» **WORK INSTRUCTION**
The finished copy should hold every entry exactly as given, and no pictures.
╭─ RECORDS TO PROCESS
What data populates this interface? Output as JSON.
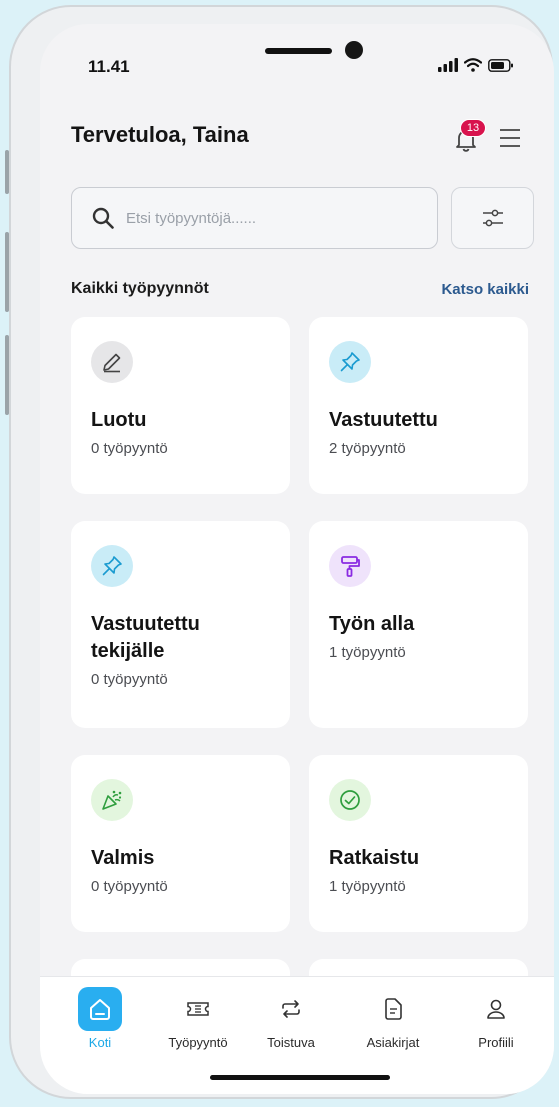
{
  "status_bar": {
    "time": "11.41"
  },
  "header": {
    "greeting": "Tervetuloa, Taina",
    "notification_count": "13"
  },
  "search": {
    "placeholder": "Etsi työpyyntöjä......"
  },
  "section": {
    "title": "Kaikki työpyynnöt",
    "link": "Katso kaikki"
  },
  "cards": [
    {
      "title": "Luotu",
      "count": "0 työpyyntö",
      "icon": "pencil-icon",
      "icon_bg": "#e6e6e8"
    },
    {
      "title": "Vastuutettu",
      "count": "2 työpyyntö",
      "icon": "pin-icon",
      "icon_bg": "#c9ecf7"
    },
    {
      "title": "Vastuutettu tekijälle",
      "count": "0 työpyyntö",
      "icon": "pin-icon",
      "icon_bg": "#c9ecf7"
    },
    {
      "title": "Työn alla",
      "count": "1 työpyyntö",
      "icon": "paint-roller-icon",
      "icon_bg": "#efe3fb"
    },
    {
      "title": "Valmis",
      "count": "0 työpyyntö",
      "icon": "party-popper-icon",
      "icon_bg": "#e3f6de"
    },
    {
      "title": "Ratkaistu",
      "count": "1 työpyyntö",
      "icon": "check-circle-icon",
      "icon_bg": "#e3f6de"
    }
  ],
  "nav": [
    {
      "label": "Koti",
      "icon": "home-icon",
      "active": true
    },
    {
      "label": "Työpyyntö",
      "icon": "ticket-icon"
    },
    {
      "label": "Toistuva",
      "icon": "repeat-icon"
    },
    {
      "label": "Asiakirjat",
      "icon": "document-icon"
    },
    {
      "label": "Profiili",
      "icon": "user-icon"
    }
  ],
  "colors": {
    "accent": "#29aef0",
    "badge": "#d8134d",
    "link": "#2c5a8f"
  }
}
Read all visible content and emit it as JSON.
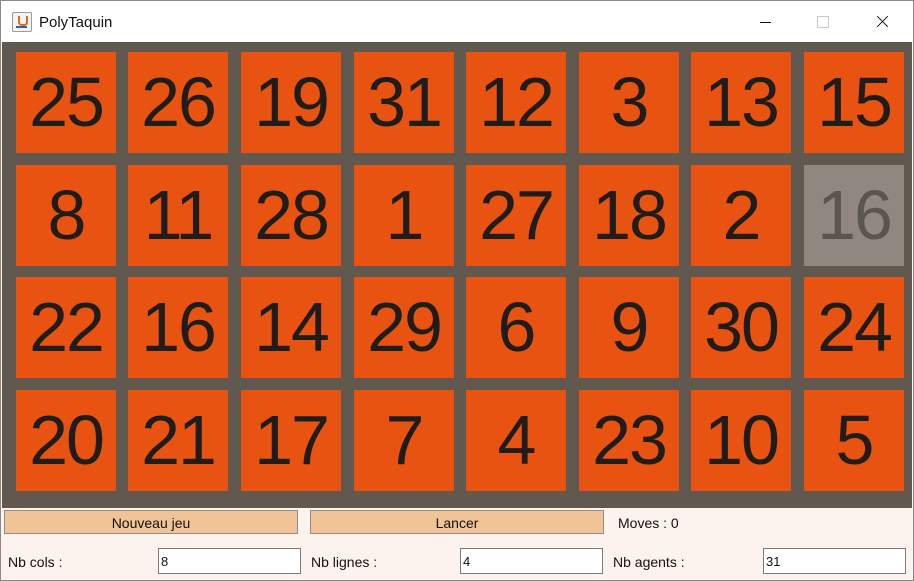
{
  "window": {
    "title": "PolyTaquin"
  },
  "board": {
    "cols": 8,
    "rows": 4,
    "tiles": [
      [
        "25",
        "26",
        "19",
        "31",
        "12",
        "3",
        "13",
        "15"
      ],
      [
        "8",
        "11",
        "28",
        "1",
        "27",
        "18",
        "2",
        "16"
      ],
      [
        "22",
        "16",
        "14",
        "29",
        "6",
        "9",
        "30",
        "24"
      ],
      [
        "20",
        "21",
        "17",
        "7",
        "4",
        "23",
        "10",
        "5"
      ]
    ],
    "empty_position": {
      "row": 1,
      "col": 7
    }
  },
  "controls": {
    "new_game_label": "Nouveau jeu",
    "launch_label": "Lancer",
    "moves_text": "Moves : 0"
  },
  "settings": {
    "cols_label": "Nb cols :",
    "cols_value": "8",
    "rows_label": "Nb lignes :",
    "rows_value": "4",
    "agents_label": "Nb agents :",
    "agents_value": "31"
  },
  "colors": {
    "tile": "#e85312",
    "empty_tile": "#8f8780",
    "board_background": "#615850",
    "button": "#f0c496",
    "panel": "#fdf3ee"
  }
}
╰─
» **TASK RESPONSE**
What data populates this interface? Output as JSON.
{
  "status_bar": {
    "time": "11.41"
  },
  "header": {
    "greeting": "Tervetuloa, Taina",
    "notification_count": "13"
  },
  "search": {
    "placeholder": "Etsi työpyyntöjä......"
  },
  "section": {
    "title": "Kaikki työpyynnöt",
    "link": "Katso kaikki"
  },
  "cards": [
    {
      "title": "Luotu",
      "count": "0 työpyyntö",
      "icon": "pencil-icon",
      "icon_bg": "#e6e6e8"
    },
    {
      "title": "Vastuutettu",
      "count": "2 työpyyntö",
      "icon": "pin-icon",
      "icon_bg": "#c9ecf7"
    },
    {
      "title": "Vastuutettu tekijälle",
      "count": "0 työpyyntö",
      "icon": "pin-icon",
      "icon_bg": "#c9ecf7"
    },
    {
      "title": "Työn alla",
      "count": "1 työpyyntö",
      "icon": "paint-roller-icon",
      "icon_bg": "#efe3fb"
    },
    {
      "title": "Valmis",
      "count": "0 työpyyntö",
      "icon": "party-popper-icon",
      "icon_bg": "#e3f6de"
    },
    {
      "title": "Ratkaistu",
      "count": "1 työpyyntö",
      "icon": "check-circle-icon",
      "icon_bg": "#e3f6de"
    }
  ],
  "nav": [
    {
      "label": "Koti",
      "icon": "home-icon",
      "active": true
    },
    {
      "label": "Työpyyntö",
      "icon": "ticket-icon"
    },
    {
      "label": "Toistuva",
      "icon": "repeat-icon"
    },
    {
      "label": "Asiakirjat",
      "icon": "document-icon"
    },
    {
      "label": "Profiili",
      "icon": "user-icon"
    }
  ],
  "colors": {
    "accent": "#29aef0",
    "badge": "#d8134d",
    "link": "#2c5a8f"
  }
}
Read all visible content and emit it as JSON.
{
  "window": {
    "title": "PolyTaquin"
  },
  "board": {
    "cols": 8,
    "rows": 4,
    "tiles": [
      [
        "25",
        "26",
        "19",
        "31",
        "12",
        "3",
        "13",
        "15"
      ],
      [
        "8",
        "11",
        "28",
        "1",
        "27",
        "18",
        "2",
        "16"
      ],
      [
        "22",
        "16",
        "14",
        "29",
        "6",
        "9",
        "30",
        "24"
      ],
      [
        "20",
        "21",
        "17",
        "7",
        "4",
        "23",
        "10",
        "5"
      ]
    ],
    "empty_position": {
      "row": 1,
      "col": 7
    }
  },
  "controls": {
    "new_game_label": "Nouveau jeu",
    "launch_label": "Lancer",
    "moves_text": "Moves : 0"
  },
  "settings": {
    "cols_label": "Nb cols :",
    "cols_value": "8",
    "rows_label": "Nb lignes :",
    "rows_value": "4",
    "agents_label": "Nb agents :",
    "agents_value": "31"
  },
  "colors": {
    "tile": "#e85312",
    "empty_tile": "#8f8780",
    "board_background": "#615850",
    "button": "#f0c496",
    "panel": "#fdf3ee"
  }
}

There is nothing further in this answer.